▶ **Listed entries**:
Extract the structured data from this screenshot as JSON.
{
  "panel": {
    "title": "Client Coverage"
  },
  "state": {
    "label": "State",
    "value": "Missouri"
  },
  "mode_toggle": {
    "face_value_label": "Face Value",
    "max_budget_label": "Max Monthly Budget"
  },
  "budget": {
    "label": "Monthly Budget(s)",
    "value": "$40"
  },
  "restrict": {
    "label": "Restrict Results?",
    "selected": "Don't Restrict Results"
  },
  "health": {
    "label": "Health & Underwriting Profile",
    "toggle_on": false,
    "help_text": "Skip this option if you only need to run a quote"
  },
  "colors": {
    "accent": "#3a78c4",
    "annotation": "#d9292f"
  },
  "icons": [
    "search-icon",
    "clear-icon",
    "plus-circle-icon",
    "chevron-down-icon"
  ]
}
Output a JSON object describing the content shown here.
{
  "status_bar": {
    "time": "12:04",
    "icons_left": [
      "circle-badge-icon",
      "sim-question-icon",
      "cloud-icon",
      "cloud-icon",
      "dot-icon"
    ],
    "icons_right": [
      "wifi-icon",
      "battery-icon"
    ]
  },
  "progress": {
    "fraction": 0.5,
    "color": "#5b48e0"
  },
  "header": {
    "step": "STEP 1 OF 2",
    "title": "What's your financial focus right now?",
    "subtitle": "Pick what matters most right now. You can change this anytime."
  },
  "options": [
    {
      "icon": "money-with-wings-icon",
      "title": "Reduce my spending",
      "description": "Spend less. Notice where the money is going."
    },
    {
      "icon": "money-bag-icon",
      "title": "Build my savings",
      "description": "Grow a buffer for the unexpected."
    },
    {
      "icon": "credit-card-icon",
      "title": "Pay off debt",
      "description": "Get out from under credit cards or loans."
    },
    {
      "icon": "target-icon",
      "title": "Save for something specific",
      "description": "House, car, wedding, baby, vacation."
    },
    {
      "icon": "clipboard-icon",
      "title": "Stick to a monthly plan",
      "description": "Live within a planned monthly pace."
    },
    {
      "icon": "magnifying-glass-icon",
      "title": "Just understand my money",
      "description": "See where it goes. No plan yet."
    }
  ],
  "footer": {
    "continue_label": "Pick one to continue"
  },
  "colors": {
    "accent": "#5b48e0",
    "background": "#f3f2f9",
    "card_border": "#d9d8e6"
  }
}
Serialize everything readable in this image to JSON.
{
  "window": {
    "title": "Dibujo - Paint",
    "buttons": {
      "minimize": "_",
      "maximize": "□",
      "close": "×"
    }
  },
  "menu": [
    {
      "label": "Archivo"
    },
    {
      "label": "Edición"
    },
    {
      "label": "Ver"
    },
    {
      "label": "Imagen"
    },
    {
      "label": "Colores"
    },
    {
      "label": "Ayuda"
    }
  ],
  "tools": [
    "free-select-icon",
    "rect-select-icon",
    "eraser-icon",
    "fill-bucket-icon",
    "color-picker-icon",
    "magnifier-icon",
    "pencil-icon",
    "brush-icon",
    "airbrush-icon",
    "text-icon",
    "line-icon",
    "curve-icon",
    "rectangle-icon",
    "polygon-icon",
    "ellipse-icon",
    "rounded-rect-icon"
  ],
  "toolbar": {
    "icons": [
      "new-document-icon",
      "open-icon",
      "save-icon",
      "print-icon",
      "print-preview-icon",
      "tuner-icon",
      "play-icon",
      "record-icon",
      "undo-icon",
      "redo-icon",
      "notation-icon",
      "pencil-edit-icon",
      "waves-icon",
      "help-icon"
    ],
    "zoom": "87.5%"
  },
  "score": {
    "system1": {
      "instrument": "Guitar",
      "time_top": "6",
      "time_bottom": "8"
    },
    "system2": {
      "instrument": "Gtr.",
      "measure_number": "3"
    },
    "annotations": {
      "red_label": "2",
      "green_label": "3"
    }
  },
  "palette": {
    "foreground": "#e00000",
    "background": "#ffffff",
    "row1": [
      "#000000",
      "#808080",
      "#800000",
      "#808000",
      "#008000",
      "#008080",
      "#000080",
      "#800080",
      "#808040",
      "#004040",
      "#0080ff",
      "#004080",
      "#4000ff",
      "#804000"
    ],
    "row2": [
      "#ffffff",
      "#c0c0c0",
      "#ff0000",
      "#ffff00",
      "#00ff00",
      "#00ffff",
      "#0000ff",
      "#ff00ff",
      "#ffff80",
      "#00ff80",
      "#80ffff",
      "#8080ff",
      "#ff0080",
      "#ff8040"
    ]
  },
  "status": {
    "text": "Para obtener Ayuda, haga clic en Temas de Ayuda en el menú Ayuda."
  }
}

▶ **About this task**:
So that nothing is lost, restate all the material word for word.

▶ **Solved exercise**:
Extract the structured data from this screenshot as JSON.
{
  "panel": {
    "title": "Client Coverage"
  },
  "state": {
    "label": "State",
    "value": "Missouri"
  },
  "mode_toggle": {
    "face_value_label": "Face Value",
    "max_budget_label": "Max Monthly Budget"
  },
  "budget": {
    "label": "Monthly Budget(s)",
    "value": "$40"
  },
  "restrict": {
    "label": "Restrict Results?",
    "selected": "Don't Restrict Results"
  },
  "health": {
    "label": "Health & Underwriting Profile",
    "toggle_on": false,
    "help_text": "Skip this option if you only need to run a quote"
  },
  "colors": {
    "accent": "#3a78c4",
    "annotation": "#d9292f"
  },
  "icons": [
    "search-icon",
    "clear-icon",
    "plus-circle-icon",
    "chevron-down-icon"
  ]
}
Output a JSON object describing the content shown here.
{
  "status_bar": {
    "time": "12:04",
    "icons_left": [
      "circle-badge-icon",
      "sim-question-icon",
      "cloud-icon",
      "cloud-icon",
      "dot-icon"
    ],
    "icons_right": [
      "wifi-icon",
      "battery-icon"
    ]
  },
  "progress": {
    "fraction": 0.5,
    "color": "#5b48e0"
  },
  "header": {
    "step": "STEP 1 OF 2",
    "title": "What's your financial focus right now?",
    "subtitle": "Pick what matters most right now. You can change this anytime."
  },
  "options": [
    {
      "icon": "money-with-wings-icon",
      "title": "Reduce my spending",
      "description": "Spend less. Notice where the money is going."
    },
    {
      "icon": "money-bag-icon",
      "title": "Build my savings",
      "description": "Grow a buffer for the unexpected."
    },
    {
      "icon": "credit-card-icon",
      "title": "Pay off debt",
      "description": "Get out from under credit cards or loans."
    },
    {
      "icon": "target-icon",
      "title": "Save for something specific",
      "description": "House, car, wedding, baby, vacation."
    },
    {
      "icon": "clipboard-icon",
      "title": "Stick to a monthly plan",
      "description": "Live within a planned monthly pace."
    },
    {
      "icon": "magnifying-glass-icon",
      "title": "Just understand my money",
      "description": "See where it goes. No plan yet."
    }
  ],
  "footer": {
    "continue_label": "Pick one to continue"
  },
  "colors": {
    "accent": "#5b48e0",
    "background": "#f3f2f9",
    "card_border": "#d9d8e6"
  }
}
Serialize everything readable in this image to JSON.
{
  "window": {
    "title": "Dibujo - Paint",
    "buttons": {
      "minimize": "_",
      "maximize": "□",
      "close": "×"
    }
  },
  "menu": [
    {
      "label": "Archivo"
    },
    {
      "label": "Edición"
    },
    {
      "label": "Ver"
    },
    {
      "label": "Imagen"
    },
    {
      "label": "Colores"
    },
    {
      "label": "Ayuda"
    }
  ],
  "tools": [
    "free-select-icon",
    "rect-select-icon",
    "eraser-icon",
    "fill-bucket-icon",
    "color-picker-icon",
    "magnifier-icon",
    "pencil-icon",
    "brush-icon",
    "airbrush-icon",
    "text-icon",
    "line-icon",
    "curve-icon",
    "rectangle-icon",
    "polygon-icon",
    "ellipse-icon",
    "rounded-rect-icon"
  ],
  "toolbar": {
    "icons": [
      "new-document-icon",
      "open-icon",
      "save-icon",
      "print-icon",
      "print-preview-icon",
      "tuner-icon",
      "play-icon",
      "record-icon",
      "undo-icon",
      "redo-icon",
      "notation-icon",
      "pencil-edit-icon",
      "waves-icon",
      "help-icon"
    ],
    "zoom": "87.5%"
  },
  "score": {
    "system1": {
      "instrument": "Guitar",
      "time_top": "6",
      "time_bottom": "8"
    },
    "system2": {
      "instrument": "Gtr.",
      "measure_number": "3"
    },
    "annotations": {
      "red_label": "2",
      "green_label": "3"
    }
  },
  "palette": {
    "foreground": "#e00000",
    "background": "#ffffff",
    "row1": [
      "#000000",
      "#808080",
      "#800000",
      "#808000",
      "#008000",
      "#008080",
      "#000080",
      "#800080",
      "#808040",
      "#004040",
      "#0080ff",
      "#004080",
      "#4000ff",
      "#804000"
    ],
    "row2": [
      "#ffffff",
      "#c0c0c0",
      "#ff0000",
      "#ffff00",
      "#00ff00",
      "#00ffff",
      "#0000ff",
      "#ff00ff",
      "#ffff80",
      "#00ff80",
      "#80ffff",
      "#8080ff",
      "#ff0080",
      "#ff8040"
    ]
  },
  "status": {
    "text": "Para obtener Ayuda, haga clic en Temas de Ayuda en el menú Ayuda."
  }
}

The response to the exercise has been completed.